[Opening Input section]

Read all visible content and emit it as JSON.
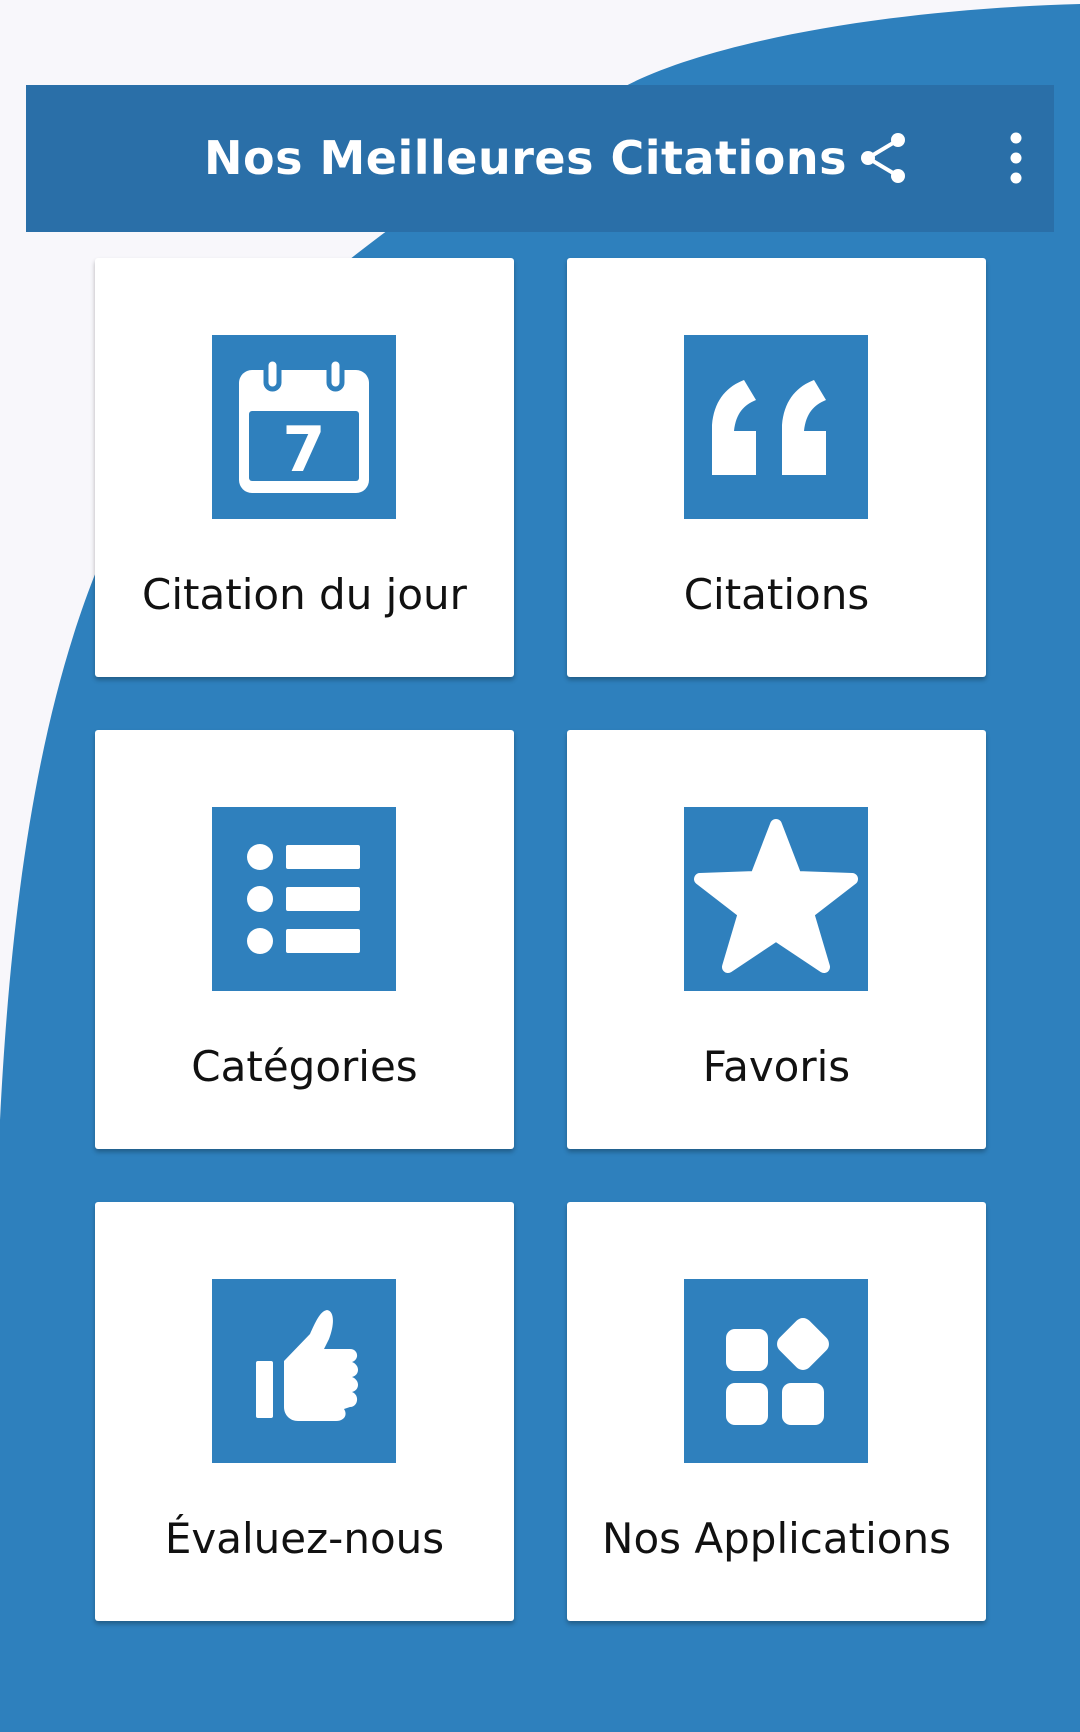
{
  "app_bar": {
    "title": "Nos Meilleures Citations",
    "share_icon": "share-icon",
    "more_icon": "more-vert-icon"
  },
  "colors": {
    "background_blue": "#2e80bd",
    "app_bar_blue": "#2a6fa8",
    "icon_box_blue": "#2f80bd",
    "tile_white": "#ffffff",
    "wave_light": "#f8f7fb"
  },
  "menu": {
    "items": [
      {
        "label": "Citation du jour",
        "icon": "calendar-icon",
        "icon_text": "7"
      },
      {
        "label": "Citations",
        "icon": "quote-icon"
      },
      {
        "label": "Catégories",
        "icon": "list-icon"
      },
      {
        "label": "Favoris",
        "icon": "star-icon"
      },
      {
        "label": "Évaluez-nous",
        "icon": "thumbs-up-icon"
      },
      {
        "label": "Nos Applications",
        "icon": "apps-icon"
      }
    ]
  }
}
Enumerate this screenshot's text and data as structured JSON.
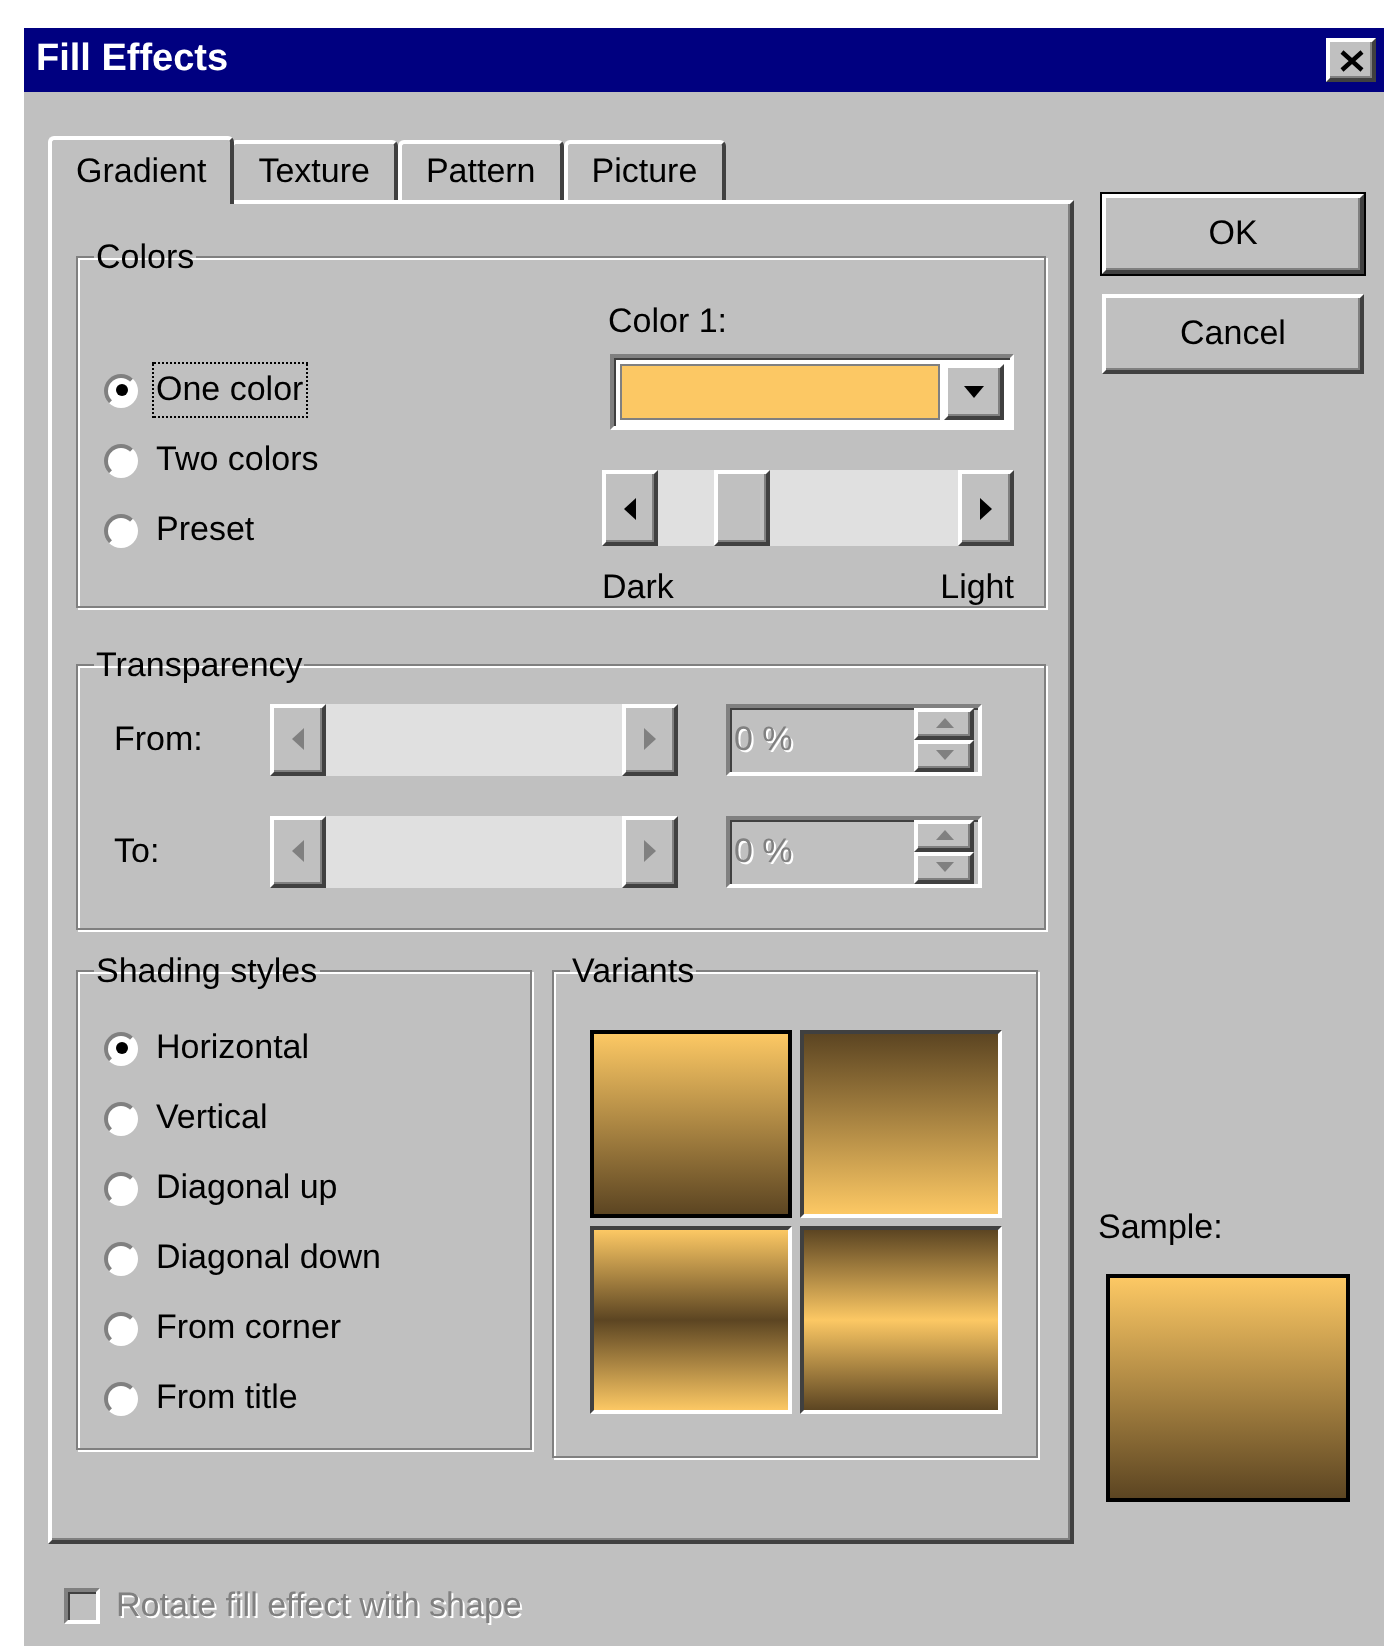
{
  "window": {
    "title": "Fill Effects"
  },
  "tabs": [
    {
      "label": "Gradient",
      "selected": true
    },
    {
      "label": "Texture",
      "selected": false
    },
    {
      "label": "Pattern",
      "selected": false
    },
    {
      "label": "Picture",
      "selected": false
    }
  ],
  "colors": {
    "title": "Colors",
    "options": [
      {
        "label": "One color",
        "selected": true
      },
      {
        "label": "Two colors",
        "selected": false
      },
      {
        "label": "Preset",
        "selected": false
      }
    ],
    "color_1": {
      "label": "Color 1:",
      "color": "#fcc864"
    },
    "shade": {
      "level": 0.23,
      "left_label": "Dark",
      "right_label": "Light"
    }
  },
  "transparency": {
    "title": "Transparency",
    "disabled": true,
    "rows": [
      {
        "label": "From:",
        "value": "0 %"
      },
      {
        "label": "To:",
        "value": "0 %"
      }
    ]
  },
  "shading_styles": {
    "title": "Shading styles",
    "options": [
      {
        "label": "Horizontal",
        "selected": true
      },
      {
        "label": "Vertical",
        "selected": false
      },
      {
        "label": "Diagonal up",
        "selected": false
      },
      {
        "label": "Diagonal down",
        "selected": false
      },
      {
        "label": "From corner",
        "selected": false
      },
      {
        "label": "From title",
        "selected": false
      }
    ]
  },
  "variants": {
    "title": "Variants",
    "items": [
      {
        "kind": "light-to-dark",
        "selected": true
      },
      {
        "kind": "dark-to-light",
        "selected": false
      },
      {
        "kind": "dark-middle",
        "selected": false
      },
      {
        "kind": "light-middle",
        "selected": false
      }
    ]
  },
  "buttons": [
    {
      "label": "OK",
      "default": true
    },
    {
      "label": "Cancel",
      "default": false
    }
  ],
  "sample": {
    "label": "Sample:",
    "kind": "light-to-dark"
  },
  "rotate_checkbox": {
    "label": "Rotate fill effect with shape",
    "checked": false,
    "disabled": true
  }
}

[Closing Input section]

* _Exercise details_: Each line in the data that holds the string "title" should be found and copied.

* _Response to this exercise_:
    "title": "Nos Meilleures Citations",
    "title": "Fill Effects"
    "title": "Colors",
    "title": "Transparency",
    "title": "Shading styles",
        "label": "From title",
    "title": "Variants",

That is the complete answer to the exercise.